Unleash the Dogs of Law: Product Liability in the World of 3D Printing

The lawyers need to guide the rest of us...
Presently I am approaching the conclusion of a major study into Additive Manufacturing - more commonly known as 3D printing. I am doing so with a sense of relief, regret, starry eyes...and something along the lines of vomit inducing terror. Relief that these 8+ months (most of my other research reports barely run into a month) of work are now reaching a conclusion, regret that what is almost certainly the most fascinating project I have undertaken is now coming to an end, starry eyed as to ongoing involvement with this amazing technology...and the terror because of - as usual - lawyers.

And no, I haven't done anything overly naughty...and been caught. Read on.

Whilst the study will remain the exclusive property of the client, there is one aspect I am being encouraged to share widely, as both the client and myself are in total agreement that this debate needs to be had now - and that is the legal aspect. And I do not refer only to the intellectual property quagmire that is now slowly dawning on people, but to something potentially far more insidious. 

Product liability.

When I undertook the study, the initial scope related to issues such as technical evolution of the systems, the supply chain impact and business models. But soon, it became obvious there was an elephant in the room. Whilst I initially thought that the intellectual property aspect could be well covered by existing research, the matter of product liability was soon elevated to an absolutely critical nature. And the more we looked at it, the more concerned we all became - namely because we don't want a future where our income goes to various lawyers Ferrari payments.

Product liability is one of the more technically challenging aspects of law as it stands, but with 3D printing, the complexity increases significantly as to the possible causal chain - i.e. who caused what to happen and to what degree has it resulted in harm?

With 3D printing, we have a number of potentially involved parties:
  1. The designer of the 3D printer / scanner
  2. The manufacturer of the 3D printer / scanner
  3. The retailer of the 3D printer / scanner
  4. The supplier of the 3D printed feedstock (raw material)
  5. The vendor for the 3D control software
  6. The designer of the printed product
  7. The operator of the 3D printing device
  8. The end user of the 3D printed product
In some cases there may be certain additions to the above, in others a single entity can play multiple roles. But one thing is certain: you don't need to be a lawyer to quickly see a migraine coming on as you try and negotiate this minefield.
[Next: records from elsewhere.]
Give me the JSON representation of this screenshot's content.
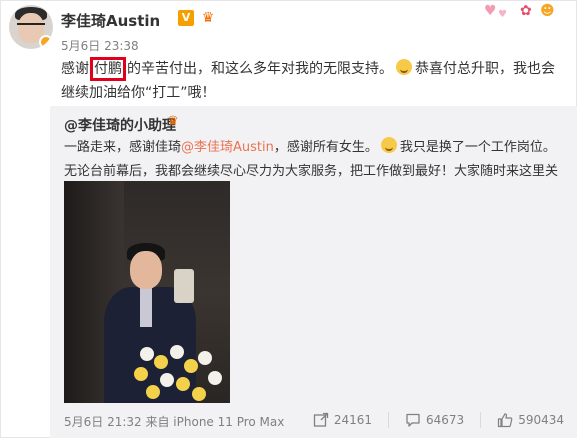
{
  "post": {
    "username": "李佳琦Austin",
    "vip_badge": "V",
    "timestamp": "5月6日 23:38",
    "text_before": "感谢",
    "text_highlight": "付鹏",
    "text_after_1": "的辛苦付出，和这么多年对我的无限支持。",
    "text_after_2": "恭喜付总升职，我也会继续加油给你“打工”哦！"
  },
  "repost": {
    "author": "@李佳琦的小助理",
    "text_1": "一路走来，感谢佳琦",
    "mention": "@李佳琦Austin",
    "text_2": "，感谢所有女生。",
    "text_3": "我只是换了一个工作岗位。无论台前幕后，我都会继续尽心尽力为大家服务，把工作做到最好！大家随时来这里关注我哦～",
    "heart": "❤",
    "meta": "5月6日 21:32 来自 iPhone 11 Pro Max",
    "share_count": "24161",
    "comment_count": "64673",
    "like_count": "590434"
  },
  "icons": {
    "share": "share-icon",
    "comment": "comment-icon",
    "like": "thumbs-up-icon"
  },
  "colors": {
    "highlight_box": "#e0001b",
    "mention": "#eb7350",
    "vip": "#f5a000"
  }
}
Say, for example, I go to a 3D printer store, tell them of a situation I have and they tell me..."Here, I suggest this" and walk out with a printer, scanner, software and feedstock. I use that 3D printer and scanner I bought to create a pushrod for the braking system of a 1969 ZL-1 Camaro - a magnificent car that is worth as much as some classic Ferraris. However, that component fails on the road after a few months and I cause an accident, with some injuries and damage to property.

Clearly, I have liability, and there is no getting around that...but am I exclusively liable? Maybe not.

Some questions to be asked...
  1. Did the scanner fail to properly register the component correctly?
  2. Did the software I use have an omission?
  3. Did the 3D printer not work as intended?
  4. Were there impurities in the feed stock that contributed to the premature failure?
  5. Was the failure actually premature?
  6. Did the store give me poor advice?
  7. Should the store that sold me the 3D printer have known I am idiot who would do this sort of thing?
And if I actually printed the part at a 3D printing facility...well, that's for another day.

Each one of these questions opens up a possible causal chain that extends liability beyond me, possibly lessening my burden. But here we have that word...possible. There are no real precedents so far, but they are not far off. The common law systems of the US, Canada and Australia require some precedent for guidance and at present, that simply does not exist for this technology. 

As is so often the case, the technology - or more correctly its application - is moving ahead of the law.

But for this technology to move forward freely and fully, there needs to be certainty - well, at least more than there is now. We need precedent, we need guidance, we need a path to understand where the chips may fall, because right now we have a murky, uncertain way forward. Many of the the business models that we are creating today are heavily dependent on an understanding of how product liability will apply.

And until we know about accountability, the specter of an explosion of Ferrari driving lawyers remains the most likely view of our brave new world...